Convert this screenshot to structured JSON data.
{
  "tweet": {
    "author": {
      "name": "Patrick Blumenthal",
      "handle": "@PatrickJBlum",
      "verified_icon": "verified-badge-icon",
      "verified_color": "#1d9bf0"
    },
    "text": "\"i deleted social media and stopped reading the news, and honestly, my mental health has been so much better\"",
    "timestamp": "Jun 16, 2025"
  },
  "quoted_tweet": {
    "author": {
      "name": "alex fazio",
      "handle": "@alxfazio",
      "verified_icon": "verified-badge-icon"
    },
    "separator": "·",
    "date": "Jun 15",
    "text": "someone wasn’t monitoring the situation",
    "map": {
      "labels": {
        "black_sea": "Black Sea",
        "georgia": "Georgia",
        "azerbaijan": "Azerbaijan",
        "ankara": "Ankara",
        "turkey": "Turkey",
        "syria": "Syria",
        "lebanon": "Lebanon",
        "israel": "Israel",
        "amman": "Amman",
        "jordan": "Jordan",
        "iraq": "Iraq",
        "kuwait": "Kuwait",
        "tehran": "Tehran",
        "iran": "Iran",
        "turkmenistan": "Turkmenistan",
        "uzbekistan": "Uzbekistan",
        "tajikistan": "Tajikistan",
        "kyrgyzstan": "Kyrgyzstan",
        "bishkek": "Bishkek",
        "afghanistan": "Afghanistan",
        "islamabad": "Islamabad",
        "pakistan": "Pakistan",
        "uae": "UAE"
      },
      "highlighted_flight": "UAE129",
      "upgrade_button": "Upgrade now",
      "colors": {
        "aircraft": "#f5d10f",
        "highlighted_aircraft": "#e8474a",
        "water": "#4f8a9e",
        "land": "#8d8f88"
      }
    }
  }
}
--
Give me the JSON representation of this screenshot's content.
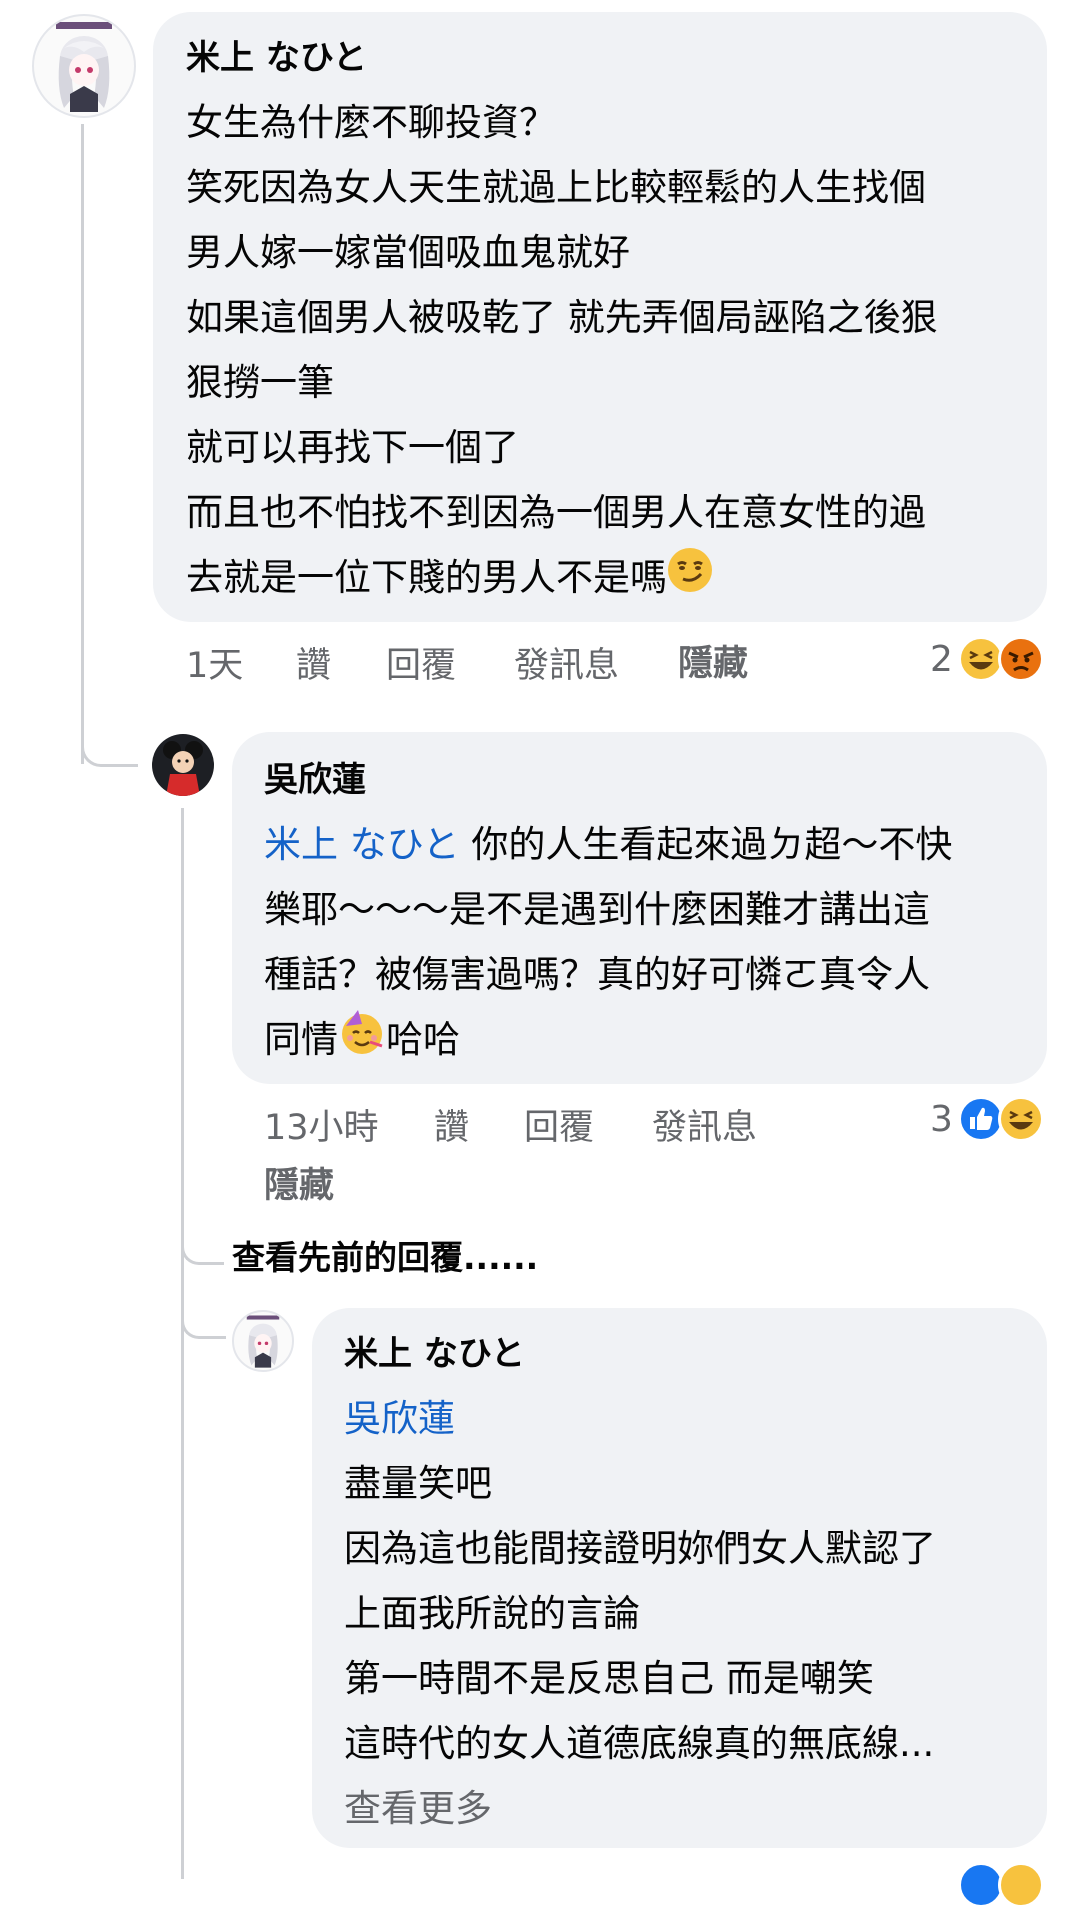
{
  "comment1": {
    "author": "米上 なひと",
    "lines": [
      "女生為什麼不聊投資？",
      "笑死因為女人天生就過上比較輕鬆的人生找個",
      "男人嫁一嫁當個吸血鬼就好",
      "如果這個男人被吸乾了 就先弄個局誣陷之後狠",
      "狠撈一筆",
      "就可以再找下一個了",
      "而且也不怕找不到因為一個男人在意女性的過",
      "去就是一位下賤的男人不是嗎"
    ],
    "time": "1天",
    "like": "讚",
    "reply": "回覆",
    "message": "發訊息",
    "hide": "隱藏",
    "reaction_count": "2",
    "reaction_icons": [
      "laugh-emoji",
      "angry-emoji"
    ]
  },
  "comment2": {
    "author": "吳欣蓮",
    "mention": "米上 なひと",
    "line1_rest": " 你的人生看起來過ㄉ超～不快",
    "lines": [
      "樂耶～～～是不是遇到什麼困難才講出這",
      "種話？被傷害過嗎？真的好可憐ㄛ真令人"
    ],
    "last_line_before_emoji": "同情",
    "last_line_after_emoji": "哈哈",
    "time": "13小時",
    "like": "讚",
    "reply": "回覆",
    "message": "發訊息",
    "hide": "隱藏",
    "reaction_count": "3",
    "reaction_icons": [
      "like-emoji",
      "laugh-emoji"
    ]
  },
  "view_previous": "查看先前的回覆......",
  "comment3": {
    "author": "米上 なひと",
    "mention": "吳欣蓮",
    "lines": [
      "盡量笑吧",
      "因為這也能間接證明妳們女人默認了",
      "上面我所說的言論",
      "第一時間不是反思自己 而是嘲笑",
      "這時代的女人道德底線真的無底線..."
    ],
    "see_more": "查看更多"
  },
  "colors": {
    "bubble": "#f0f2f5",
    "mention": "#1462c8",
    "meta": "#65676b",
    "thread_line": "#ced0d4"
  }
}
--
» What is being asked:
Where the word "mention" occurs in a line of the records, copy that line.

» Final answer:
    "mention": "米上 なひと",
    "mention": "吳欣蓮",
    "mention": "#1462c8",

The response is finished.